Good guys . . .
I buy an English/French dictionary which is so enormous I can’t pick it up. Plus we can’t take it to French class as it might look like we’re showing off. (Qui? Nous?). So I print off the returns form, which says they’ll refund postage of £2.97. Except postage is £7.62. I send an email pointing this out, and within 30 minutes they email back saying just scan in the receipt and email it. An hour later it’s credited to my bank account, as is the total refund for the book. AND I get a credit note.
Bad guys . . .
Hmmm. . . This post has been on the starting block for ages. So many bad guys – Vodafone, Orange, John Lewis. John Lewis? Another broken plate saga, which makes me fel tired just thinking about it. It makes me tired just thinking about all the examples of dismal service and miserable incompetence, so may be another post on another day.

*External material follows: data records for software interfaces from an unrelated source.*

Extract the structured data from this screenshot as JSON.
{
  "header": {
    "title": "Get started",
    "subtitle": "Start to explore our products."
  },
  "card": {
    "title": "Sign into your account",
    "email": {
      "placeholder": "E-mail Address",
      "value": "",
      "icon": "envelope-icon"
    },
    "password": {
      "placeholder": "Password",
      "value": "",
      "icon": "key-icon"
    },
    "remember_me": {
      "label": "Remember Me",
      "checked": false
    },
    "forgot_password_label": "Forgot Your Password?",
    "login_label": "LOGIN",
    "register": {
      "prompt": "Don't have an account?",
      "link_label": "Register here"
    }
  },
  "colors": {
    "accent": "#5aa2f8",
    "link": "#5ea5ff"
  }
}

I buy a beautiful blue Denby bowl online. It has a crack in the glaze so I call to tell them. They answer the ‘phone quickly – no music, no button pushing (well, not so you’d notice) – and the person on the other end doesn’t sound like he spends his entire life sticking pins in effigies of customers. They’ll send me a new one immediately. But I’ve ditched the packaging, so can’t send the damaged one back. “Don’t worry. We don’t need it. We trust you.”

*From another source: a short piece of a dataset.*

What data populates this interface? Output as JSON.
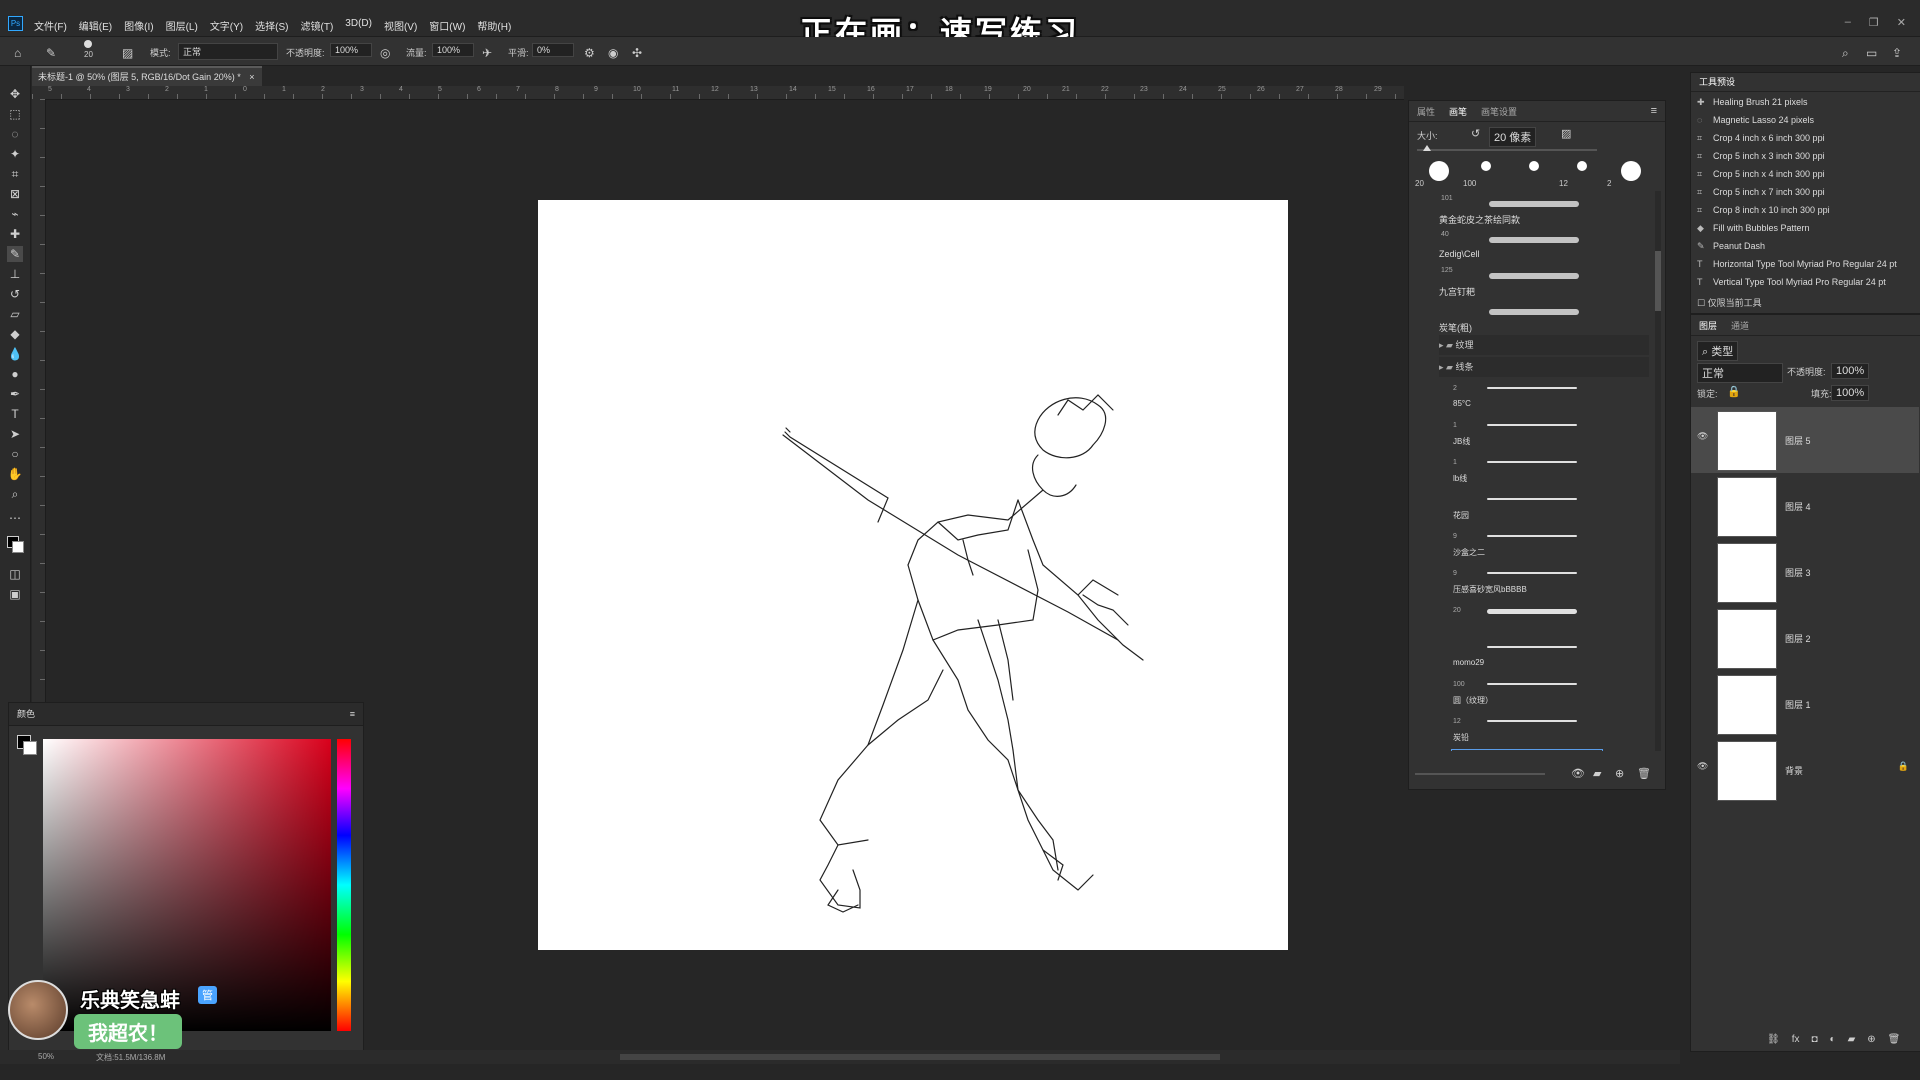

Have they been on a customer care course? I doubt it – you can’t fake good service, no matter what the training consultants who charge £10,000 an hour tell you. Within a day of reporting a bad, but not serious, leak outside the gate there’s a man inspecting the damage and marking the area with a bit of blue chalk . And – it’s a Sunday. Next morning the leak’s repaired and the reinstatement team are promised before the end of the week. Neat job, smart uniforms, and smiles all round. Who says public service is dead? All right so it’s a private company, but the ethos survives.